→ **Directions for this task**
In the copy, include exactly the lines from the one with "Output a JSON" through the end of the data and no others, both ends kept, with every picture left out.
━━━━━━━━━━━━━━━━━━━━━━━━━━━━━━
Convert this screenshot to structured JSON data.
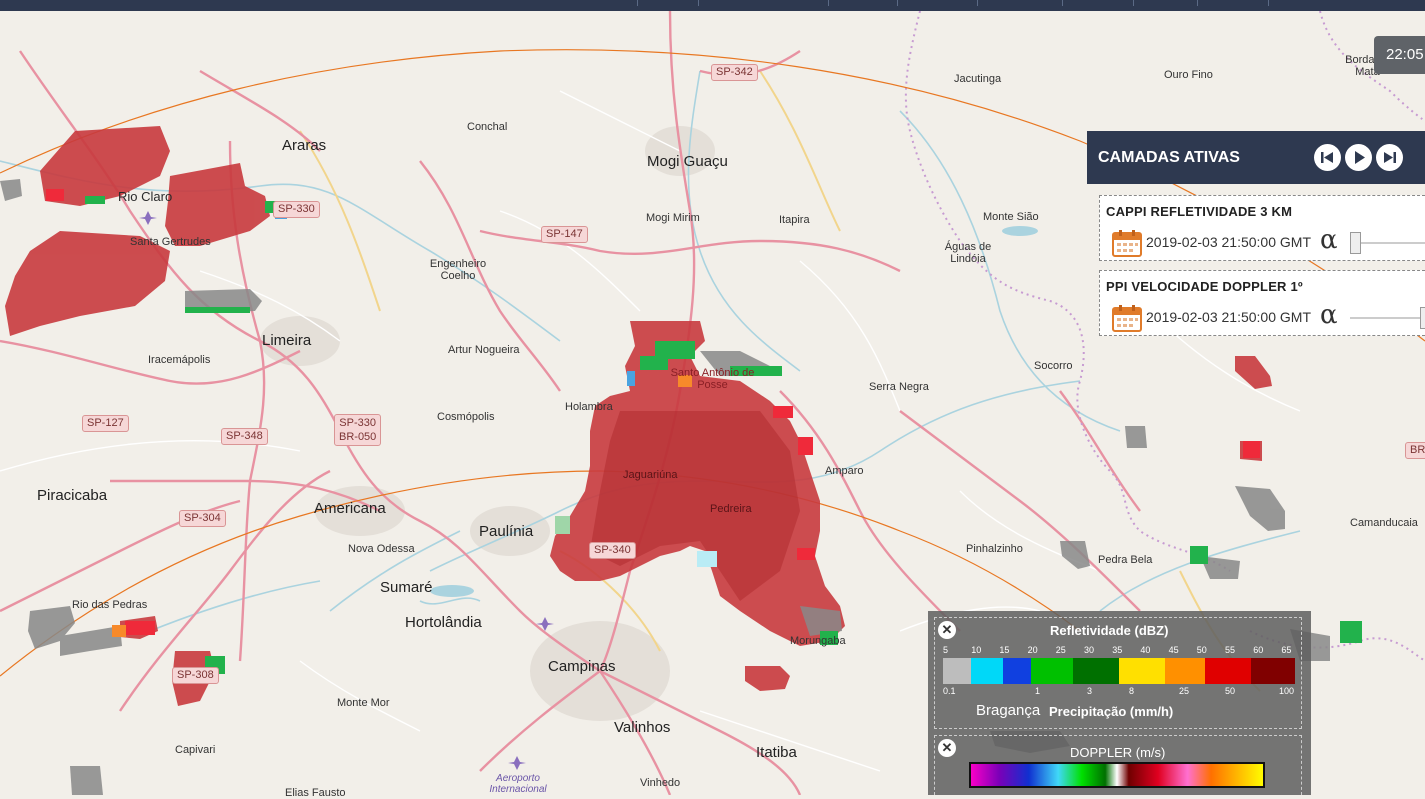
{
  "clock": "22:05",
  "layers_panel": {
    "title": "CAMADAS ATIVAS",
    "layers": [
      {
        "name": "CAPPI REFLETIVIDADE 3 KM",
        "date": "2019-02-03 21:50:00 GMT",
        "alpha_symbol": "α"
      },
      {
        "name": "PPI VELOCIDADE DOPPLER 1º",
        "date": "2019-02-03 21:50:00 GMT",
        "alpha_symbol": "α"
      }
    ],
    "icons": [
      "skip-back-icon",
      "play-icon",
      "skip-forward-icon",
      "calendar-icon",
      "alpha-icon"
    ]
  },
  "legend": {
    "reflectivity": {
      "title": "Refletividade (dBZ)",
      "dbz_ticks": [
        "5",
        "10",
        "15",
        "20",
        "25",
        "30",
        "35",
        "40",
        "45",
        "50",
        "55",
        "60",
        "65"
      ],
      "rain_ticks": [
        "0.1",
        "1",
        "3",
        "8",
        "25",
        "50",
        "100"
      ],
      "subtitle": "Precipitação (mm/h)"
    },
    "doppler": {
      "title": "DOPPLER (m/s)"
    },
    "colors": {
      "refl_gray": "#bdbdbd",
      "refl_cyan": "#00d8f8",
      "refl_blue": "#1040e0",
      "refl_green": "#00c000",
      "refl_darkgreen": "#007000",
      "refl_yellow": "#ffe000",
      "refl_orange": "#ff9000",
      "refl_red": "#e00000",
      "refl_darkred": "#800000"
    }
  },
  "map": {
    "places": [
      {
        "name": "Araras",
        "size": "big"
      },
      {
        "name": "Rio Claro",
        "size": "big"
      },
      {
        "name": "Santa Gertrudes",
        "size": "small"
      },
      {
        "name": "Conchal",
        "size": "small"
      },
      {
        "name": "Mogi Guaçu",
        "size": "big"
      },
      {
        "name": "Mogi Mirim",
        "size": "small"
      },
      {
        "name": "Itapira",
        "size": "small"
      },
      {
        "name": "Jacutinga",
        "size": "small"
      },
      {
        "name": "Ouro Fino",
        "size": "small"
      },
      {
        "name": "Borda da Mata",
        "size": "small"
      },
      {
        "name": "Monte Sião",
        "size": "small"
      },
      {
        "name": "Águas de Lindóia",
        "size": "small"
      },
      {
        "name": "Engenheiro Coelho",
        "size": "small"
      },
      {
        "name": "Limeira",
        "size": "big"
      },
      {
        "name": "Iracemápolis",
        "size": "small"
      },
      {
        "name": "Artur Nogueira",
        "size": "small"
      },
      {
        "name": "Santo Antônio de Posse",
        "size": "small"
      },
      {
        "name": "Holambra",
        "size": "small"
      },
      {
        "name": "Cosmópolis",
        "size": "small"
      },
      {
        "name": "Serra Negra",
        "size": "small"
      },
      {
        "name": "Socorro",
        "size": "small"
      },
      {
        "name": "Amparo",
        "size": "small"
      },
      {
        "name": "Jaguariúna",
        "size": "small"
      },
      {
        "name": "Pedreira",
        "size": "small"
      },
      {
        "name": "Piracicaba",
        "size": "big"
      },
      {
        "name": "Americana",
        "size": "big"
      },
      {
        "name": "Nova Odessa",
        "size": "small"
      },
      {
        "name": "Paulínia",
        "size": "big"
      },
      {
        "name": "Sumaré",
        "size": "big"
      },
      {
        "name": "Hortolândia",
        "size": "big"
      },
      {
        "name": "Campinas",
        "size": "big"
      },
      {
        "name": "Valinhos",
        "size": "big"
      },
      {
        "name": "Itatiba",
        "size": "big"
      },
      {
        "name": "Vinhedo",
        "size": "small"
      },
      {
        "name": "Morungaba",
        "size": "small"
      },
      {
        "name": "Pinhalzinho",
        "size": "small"
      },
      {
        "name": "Pedra Bela",
        "size": "small"
      },
      {
        "name": "Camanducaia",
        "size": "small"
      },
      {
        "name": "Bragança",
        "size": "big"
      },
      {
        "name": "Rio das Pedras",
        "size": "small"
      },
      {
        "name": "Monte Mor",
        "size": "small"
      },
      {
        "name": "Capivari",
        "size": "small"
      },
      {
        "name": "Elias Fausto",
        "size": "small"
      },
      {
        "name": "Aeroporto Internacional",
        "size": "small"
      }
    ],
    "shields": [
      "SP-342",
      "SP-330",
      "SP-147",
      "SP-127",
      "SP-348",
      "SP-330",
      "BR-050",
      "SP-304",
      "SP-340",
      "SP-308",
      "BR"
    ]
  }
}
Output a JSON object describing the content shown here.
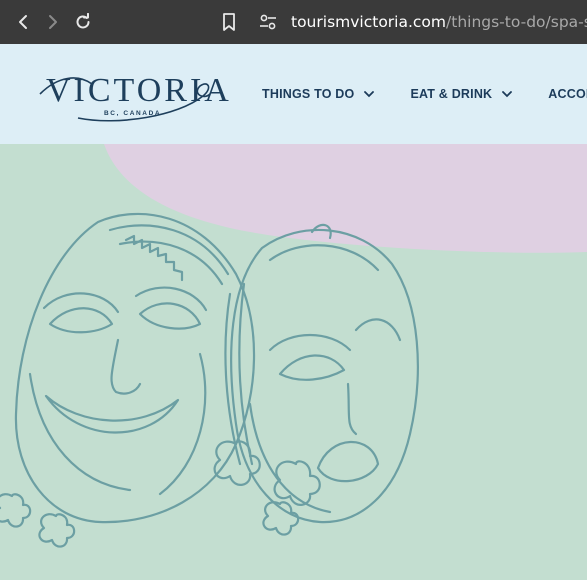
{
  "browser": {
    "url_domain": "tourismvictoria.com",
    "url_path": "/things-to-do/spa-shoppi",
    "icons": [
      "back-icon",
      "forward-icon",
      "reload-icon",
      "bookmark-icon",
      "site-settings-icon"
    ]
  },
  "header": {
    "logo_title": "VICTORIA",
    "logo_subtitle": "BC, CANADA",
    "nav": [
      {
        "label": "THINGS TO DO"
      },
      {
        "label": "EAT & DRINK"
      },
      {
        "label": "ACCOMM"
      }
    ]
  },
  "colors": {
    "header_bg": "#ddeef6",
    "navy": "#1c3b5a",
    "hero_green": "#c3ded0",
    "hero_pink": "#dfd0e2",
    "illustration": "#6c9fa3"
  }
}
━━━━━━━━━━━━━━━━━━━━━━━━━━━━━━
→ **Your solution**
Output a JSON object describing the content shown here.
{
  "browser": {
    "url_domain": "tourismvictoria.com",
    "url_path": "/things-to-do/spa-shoppi",
    "icons": [
      "back-icon",
      "forward-icon",
      "reload-icon",
      "bookmark-icon",
      "site-settings-icon"
    ]
  },
  "header": {
    "logo_title": "VICTORIA",
    "logo_subtitle": "BC, CANADA",
    "nav": [
      {
        "label": "THINGS TO DO"
      },
      {
        "label": "EAT & DRINK"
      },
      {
        "label": "ACCOMM"
      }
    ]
  },
  "colors": {
    "header_bg": "#ddeef6",
    "navy": "#1c3b5a",
    "hero_green": "#c3ded0",
    "hero_pink": "#dfd0e2",
    "illustration": "#6c9fa3"
  }
}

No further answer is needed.